Records excerpted from a collection:
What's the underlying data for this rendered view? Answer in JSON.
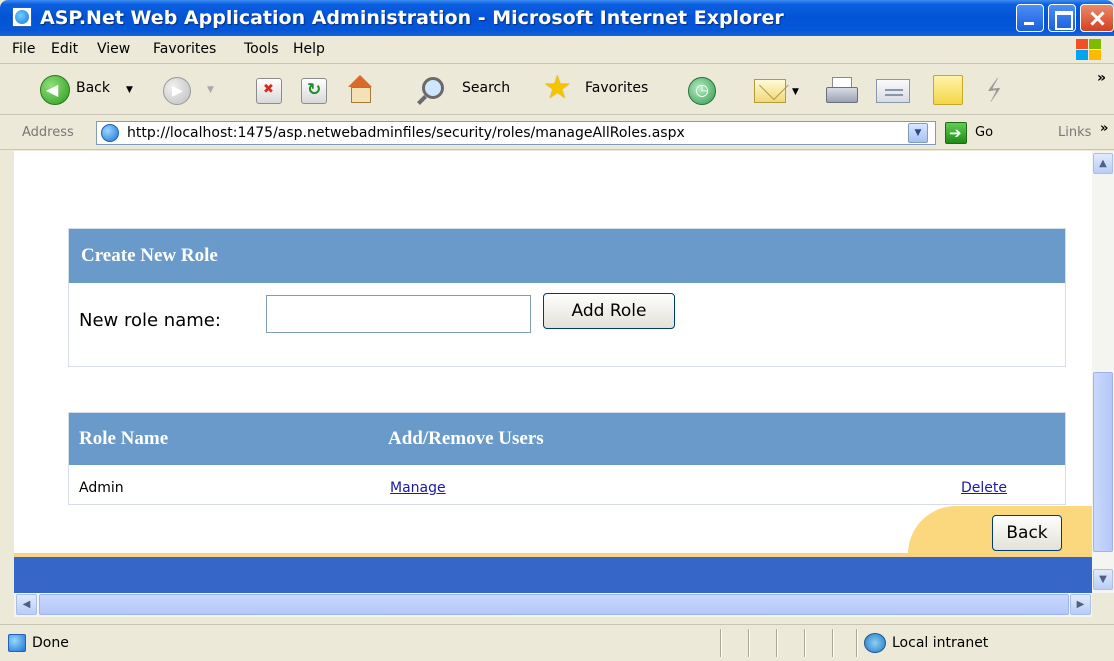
{
  "window": {
    "title": "ASP.Net Web Application Administration - Microsoft Internet Explorer"
  },
  "menu": {
    "file": "File",
    "edit": "Edit",
    "view": "View",
    "favorites": "Favorites",
    "tools": "Tools",
    "help": "Help"
  },
  "toolbar": {
    "back_label": "Back",
    "search_label": "Search",
    "favorites_label": "Favorites",
    "chevron": "»"
  },
  "address": {
    "label": "Address",
    "url": "http://localhost:1475/asp.netwebadminfiles/security/roles/manageAllRoles.aspx",
    "go_label": "Go",
    "links_label": "Links",
    "links_chevron": "»"
  },
  "create_role": {
    "header": "Create New Role",
    "field_label": "New role name:",
    "field_value": "",
    "button_label": "Add Role"
  },
  "roles_table": {
    "columns": [
      "Role Name",
      "Add/Remove Users"
    ],
    "rows": [
      {
        "name": "Admin",
        "manage_link": "Manage",
        "delete_link": "Delete"
      }
    ]
  },
  "page": {
    "back_button": "Back"
  },
  "status": {
    "text": "Done",
    "zone": "Local intranet"
  },
  "colors": {
    "panel_header": "#6a9ac9",
    "footer_band": "#3566c8",
    "footer_gold": "#fbd87e",
    "link": "#1a1aa6"
  },
  "icons": {
    "back": "back-arrow-icon",
    "forward": "forward-arrow-icon",
    "stop": "stop-icon",
    "refresh": "refresh-icon",
    "home": "home-icon",
    "search": "search-icon",
    "favorites": "star-icon",
    "history": "history-icon",
    "mail": "mail-icon",
    "print": "print-icon",
    "edit": "edit-icon",
    "note": "note-icon",
    "messenger": "messenger-icon",
    "go": "go-arrow-icon",
    "page": "ie-page-icon",
    "intranet": "local-intranet-icon"
  }
}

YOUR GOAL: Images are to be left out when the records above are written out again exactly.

EXERCISE RESULT:
What's the underlying data for this rendered view? Answer in JSON.
{
  "window": {
    "title": "ASP.Net Web Application Administration - Microsoft Internet Explorer"
  },
  "menu": {
    "file": "File",
    "edit": "Edit",
    "view": "View",
    "favorites": "Favorites",
    "tools": "Tools",
    "help": "Help"
  },
  "toolbar": {
    "back_label": "Back",
    "search_label": "Search",
    "favorites_label": "Favorites",
    "chevron": "»"
  },
  "address": {
    "label": "Address",
    "url": "http://localhost:1475/asp.netwebadminfiles/security/roles/manageAllRoles.aspx",
    "go_label": "Go",
    "links_label": "Links",
    "links_chevron": "»"
  },
  "create_role": {
    "header": "Create New Role",
    "field_label": "New role name:",
    "field_value": "",
    "button_label": "Add Role"
  },
  "roles_table": {
    "columns": [
      "Role Name",
      "Add/Remove Users"
    ],
    "rows": [
      {
        "name": "Admin",
        "manage_link": "Manage",
        "delete_link": "Delete"
      }
    ]
  },
  "page": {
    "back_button": "Back"
  },
  "status": {
    "text": "Done",
    "zone": "Local intranet"
  },
  "colors": {
    "panel_header": "#6a9ac9",
    "footer_band": "#3566c8",
    "footer_gold": "#fbd87e",
    "link": "#1a1aa6"
  },
  "icons": {
    "back": "back-arrow-icon",
    "forward": "forward-arrow-icon",
    "stop": "stop-icon",
    "refresh": "refresh-icon",
    "home": "home-icon",
    "search": "search-icon",
    "favorites": "star-icon",
    "history": "history-icon",
    "mail": "mail-icon",
    "print": "print-icon",
    "edit": "edit-icon",
    "note": "note-icon",
    "messenger": "messenger-icon",
    "go": "go-arrow-icon",
    "page": "ie-page-icon",
    "intranet": "local-intranet-icon"
  }
}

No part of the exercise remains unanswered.